Groups like Anonymous question where the government will draw the line between upholding national security and violating personal privacy rights, as these loose definitions tend to create a grey area, they argue, that governments can use to their advantage.
“Today, 11 June 2014, you revealed your true colours after signing the latest bill for the Danish ‘Center for cyber-security’," read a post submitted by ‘Anonymous’ on the hacker text-sharing site Pastebin.
"For months we have observed your hypocritical attitude towards the issues of privacy violations. You must be proud of your achievement of expanding the Danish surveillance system yet again and again. You all wish for more privacy, but only for yourself, not your citizens."
The bill authorises internet surveillance when it “constitutes a necessary, appropriate and proportionate measure within a democratic society to safeguard national security (i.e state security), defence, public security, and the prevention, investigation, detection and prosecution of criminal offences or of unauthorised use of the electronic communication system”, explained the Danish Ministry of Justice in a statement.
A hacktive week
Anonymous has been quite active in the past week, also taking credit for hacking the websites of a number of 2014 World Cup sponsors, launching DDoS (Distributed Denial of Service) attacks on them to temporarily shut them down.
The group also hacked into over 300 email accounts of Brazilian Foreign Ministry employees.
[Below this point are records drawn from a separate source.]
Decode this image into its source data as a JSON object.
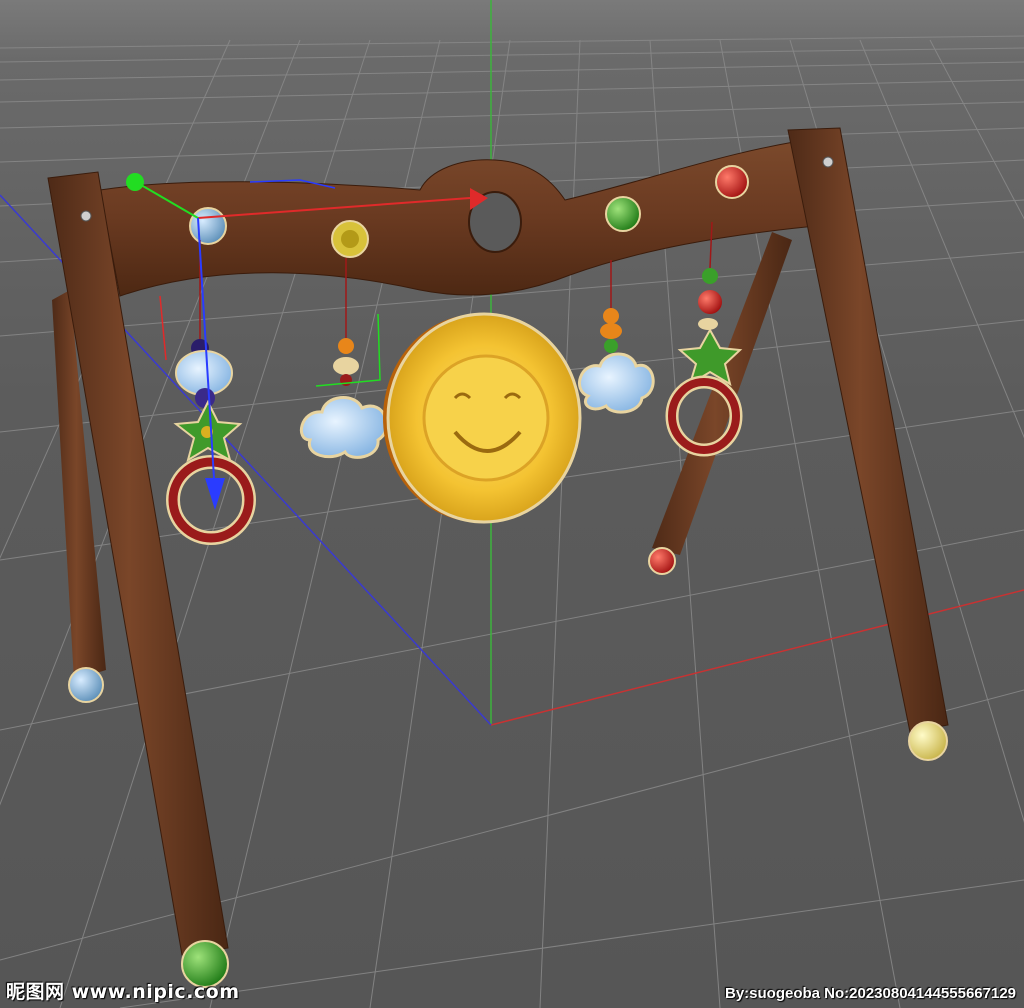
{
  "viewport": {
    "background": "#5e5e5e",
    "grid_color": "#8a8a8a",
    "axis_colors": {
      "x": "#c83232",
      "y": "#3cb43c",
      "z": "#3a3ad0"
    }
  },
  "model": {
    "wood_color": "#6b3b22",
    "foot_colors": [
      "#8ab8d8",
      "#3a9a2a",
      "#d62020",
      "#e8d870"
    ],
    "sun_color": "#f2c12e",
    "ring_color": "#9a1b1b"
  },
  "gizmo": {
    "x_color": "#e02a2a",
    "y_color": "#22dd22",
    "z_color": "#2a3cff"
  },
  "watermark": {
    "site": "昵图网 www.nipic.com",
    "credit": "By:suogeoba No:20230804144555667129"
  }
}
The attack on the World Cup was a reaction to the Brazilian government spending millions of dollars on World Cup infrastructure instead of helping the country’s poor, reports Motherboard VICE.